Dalia Dippolito: Florida Supreme Court won’t hear appeal

Dalia Dippolito in court Tuesday, February 23, 2016 during a pretrial hearing. The 33-year-old Dippolito is facing a May retrial on 2009 charges that she tried to hire a hit man to kill her husband, convicted conman Michael Dippolito. She has pleaded not guilty. Dalia Dippolito is expected to testify that a former lover threatened her with a gun and pressured her to speak to the hit man who was actually an undercover police officer. The case gained national notoriety because "Cops" happened to be filming with the Boynton Beach police. (Lannis Waters / The Palm Beach Post)
Dalia Dippolito in court Tuesday, February 23, 2016 during a pretrial hearing. (Lannis Waters / The Palm Beach Post)

Florida’s Supreme Court on Tuesday denied former Boynton Beach newlywed Dalia Dippolito’s appeal of her murder solicitation case, clearing the way for a December retrial on charges that she tried to hire a hitman to kill her new husband.

The move comes a month after Dippolito’s lawyers, fresh from a rejection from Florida’s 4th District Court of Appeal, asked the high court to dismiss Dippolito’s case based on claims that Boynton Beach Police officials engaged in “reprehensible” and unethical behavior to build a case against Dippolito.

Attorneys Brian Claypool and Andrew Greenly claimed officers coerced Dippolito’s sometime lover into threatening her to move forward with the 2009 ┬áplot against Michael Dippolito because it would make for a good episode of the reality TV show COPS.

A Florida Supreme Court clerk signed a single-page order dismissing Dippolito’s appeal Tuesday as “successive” but offered no further explanation.

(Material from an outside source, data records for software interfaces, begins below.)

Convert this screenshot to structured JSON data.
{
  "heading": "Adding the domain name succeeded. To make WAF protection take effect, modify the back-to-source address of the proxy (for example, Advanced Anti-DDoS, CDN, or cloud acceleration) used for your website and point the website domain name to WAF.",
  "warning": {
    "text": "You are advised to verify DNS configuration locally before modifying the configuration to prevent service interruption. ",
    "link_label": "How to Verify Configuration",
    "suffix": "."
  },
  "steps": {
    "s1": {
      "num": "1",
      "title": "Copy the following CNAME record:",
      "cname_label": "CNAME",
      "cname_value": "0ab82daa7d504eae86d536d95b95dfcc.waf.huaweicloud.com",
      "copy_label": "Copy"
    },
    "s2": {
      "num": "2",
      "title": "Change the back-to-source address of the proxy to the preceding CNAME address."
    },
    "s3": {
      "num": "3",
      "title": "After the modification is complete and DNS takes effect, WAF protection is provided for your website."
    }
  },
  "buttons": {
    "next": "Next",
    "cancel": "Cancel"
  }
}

Circuit Judge Glenn Kelley recently set Dippolito’s retrial for Dec. 5 and said he would postpone it if the Florida Supreme Court had agreed to hear her case.

Dippolito in 2011 was sentenced to 20 years in prison after a first jury convicted her of solicitation to commit first-degree murder. Her conviction was later overturned on appeal, clearing the way for a new trial.

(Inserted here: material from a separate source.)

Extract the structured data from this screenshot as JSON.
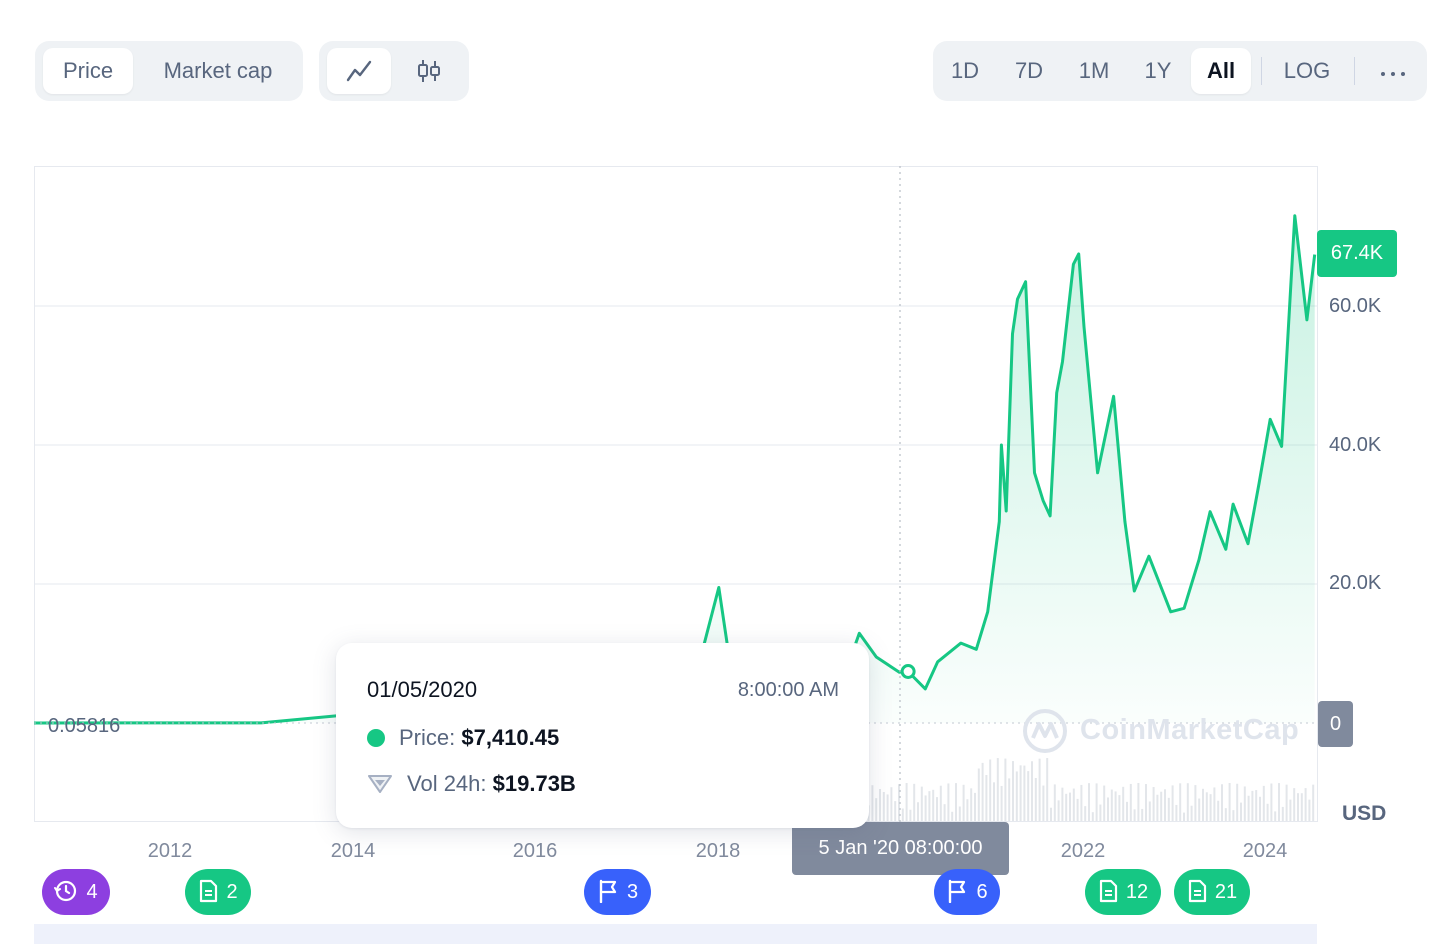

Dippolito, 33, didn’t take the stand in her own defense in the first trial, bt in a hearing earlier this year, she revealed for the first time claims that she, Michael Dippolito and lover Mohamed Shihadeh all came together to fabricate the plot in hopes that the publicity would score them more acting jobs.

“American Greed” to feature Wellington pill mill bosses Jeff, Chris George

Jeff George (right) sits in court with his attorney, David Roth, Wednesday afternoon, Dec. 2, 2015 during his sentencing in the death of Joseph Joey Bartolucci on charges related to his operation of a pain clinic. (Lannis Waters / The Palm Beach Post)
Jeff George (right) sits in court with his attorney, David Roth, Wednesday afternoon, Dec. 2, 2015 during his sentencing in the death of Joseph Joey Bartolucci on charges related to his operation of a pain clinic. (Lannis Waters / The Palm Beach Post)

A story on the rise and fall of Wellington twin pill mill kingpins Jeff and Chris George will air on CNBC’s “American Greed” Thursday, according to the show’s producers.

The episode will air at 10 p.m. Eastern time.

Until their arrests more than five years ago, investigators say the brothers amassed a $40 million pill mill empire that was once the largest operation of its kind in the nation.

State and federal authorities took down the operation with sweeping indictments against the brothers and dozens of others in their operation, including childhood friend, their mother and their wives.

Chris George is serving a 14-year federal prison sentence. A judge sentenced Jeff George last year to the maximum 20-year sentence which was part of a plea agreement in exchange for his testimony against his co-defendants in a case involving the death of patient Joey Bartolucci.